There’s no doubt coming off of The Forest that however Natalie Dormer came into being involved with the film, she absolutely deserves better. An attempt at being some level of exotic psychological horror, The Forest is a return to the short-lived trend of inserting good-looking actresses into westernized versions of Japanese horror of the earlier 2000s that introduced audiences to both The Ring and The Grudge. But whereas both of those at least had some creepy visuals to see them through, The Forest simply rings hollow in its cynical story of an American woman lost in a Japanese wilderness.
The film doesn’t do itself any favours, even in its early scenes. Natalie Dormer’s Sara finds out her twin sister Jess has gone missing while in Japan, so she ventures over to try find her. Jess, being the “troubled” one, was last seen going into Aokigahara forest, where she’s presumed dead. The titular forest is no ordinary woods, however – it’s inexplicably prone to people committing suicide while inside, and is said to be haunted by the souls of those who have passed on its soil. Naturally, Sara enlists rugged world-traveller Aiden (Taylor Kinney) and dives straight in, despite local people warning her to the contrary. Yes, it’s all as broad-stroke and as simple as that all sounds.
It’s difficult to find a good place to start with explaining how much is wrong with The Forest. The setting is a place of enormous myth in Japan, and somewhere one would argue shouldn’t be exploited so shamelessly for the purposes of a cheap thrills chiller. Aokigahara forest is ripe for a great movie about suicide and depression, but this film merely reduces it to a bunch of ghosts that haunt wanderers. Not that there isn’t meaning attached to why the forest is how it is, it’s just that meaning is vague and vastly under-stimulated. At times there’s a mystery element underpinning everything, other times it’s just malicious spirits being malicious.

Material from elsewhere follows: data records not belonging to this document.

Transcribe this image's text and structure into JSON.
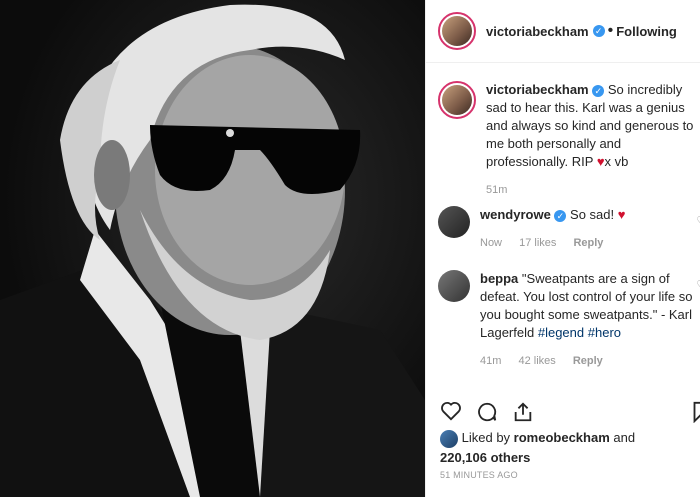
{
  "post": {
    "author": "victoriabeckham",
    "follow_separator": "•",
    "follow_status": "Following"
  },
  "caption": {
    "author": "victoriabeckham",
    "text_part1": "So incredibly sad to hear this. Karl was a genius and always so kind and generous to me both personally and professionally. RIP",
    "text_part2": "x vb",
    "time": "51m"
  },
  "comments": [
    {
      "author": "wendyrowe",
      "text": "So sad!",
      "time": "Now",
      "likes": "17 likes",
      "reply": "Reply"
    },
    {
      "author": "beppa",
      "text": "\"Sweatpants are a sign of defeat. You lost control of your life so you bought some sweatpants.\" - Karl Lagerfeld",
      "hashtag1": "#legend",
      "hashtag2": "#hero",
      "time": "41m",
      "likes": "42 likes",
      "reply": "Reply"
    }
  ],
  "likes": {
    "prefix": "Liked by",
    "user": "romeobeckham",
    "and": "and",
    "count": "220,106 others"
  },
  "timestamp": "51 MINUTES AGO",
  "icons": [
    "heart-icon",
    "comment-icon",
    "share-icon",
    "bookmark-icon",
    "verified-icon"
  ],
  "colors": {
    "verified": "#3897f0",
    "heart": "#d1112f",
    "hashtag": "#003569",
    "story_ring": "#d6336c"
  }
}
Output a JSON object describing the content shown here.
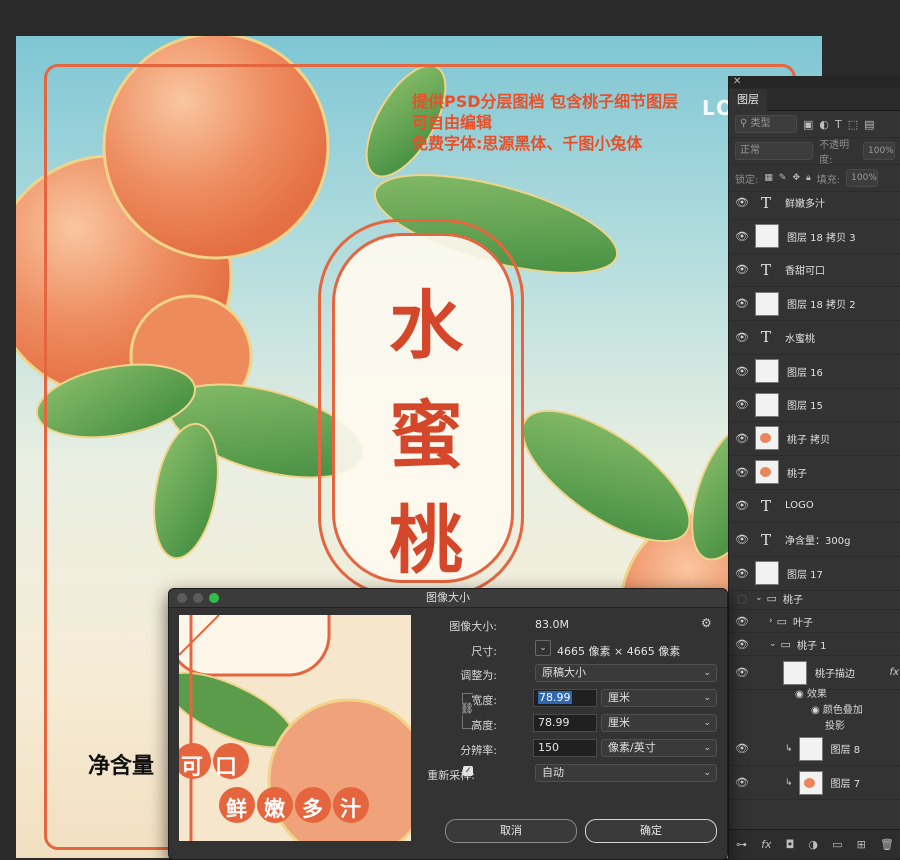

The lack of cohesion creates a confusing dissonance in more than one instance that leaves you trying to work out exactly what the lead characters are talking about. This is exacerbated further by a banal attempt to turn Sara into an unreliable narrator in the second half.
Which is perhaps the best summation of The Forest‘s weaknesses: It runs like a checklist of ideas made into a script. Everything is completely superficial. Each act seems to have its own idea of what the evil is, and with that comes its own set of visual cues and aesthetics. Almost every ghost or plot-point is introduced, has a singular scene or two of exposition and is then left where it lay to suffocate while the movie meanders on. It’s bad enough that they made the film without a single Japanese person in production, but the way the genuine tragedy that surrounds the setting is used becomes downright infuriating. Occasionally, something will tie into the broader scheme of mental health, but it’s so drenched in stereotype and willful misunderstanding that it’d have been an improvement to leave it out entirely. The only piece of narrative tissue that manages to stick for the duration is a recurring memory of a traumatic event from Jess and Sara’s childhood. Even this is cheated of any real substance by being discarded for most of the film, only to be remembered in the last act to provide some semblance of a full-circle ending, as if everyone involved knew what they were doing in the first place.
There are a couple of minor victories for The Forest. For one, it did provide a couple of chuckles. Any time a vengeful spirit makes a move is paired with a shrill noise or sudden camera shift to try and create a jump-scare. The actual scare part fails dramatically but the result is gigglesome in the same vain as a well-timed cat vine. There is, too, Natalie Dormer pulling double-duties in some scenes, further proving her abilities as a leading lady. Hopefully her next leading role is more fruitful. Not to be too hard, it is director Jason Zada‘s first feature film, but this is a movie much better left in Aokigahara itself with the vengeful spirits and tormented memories.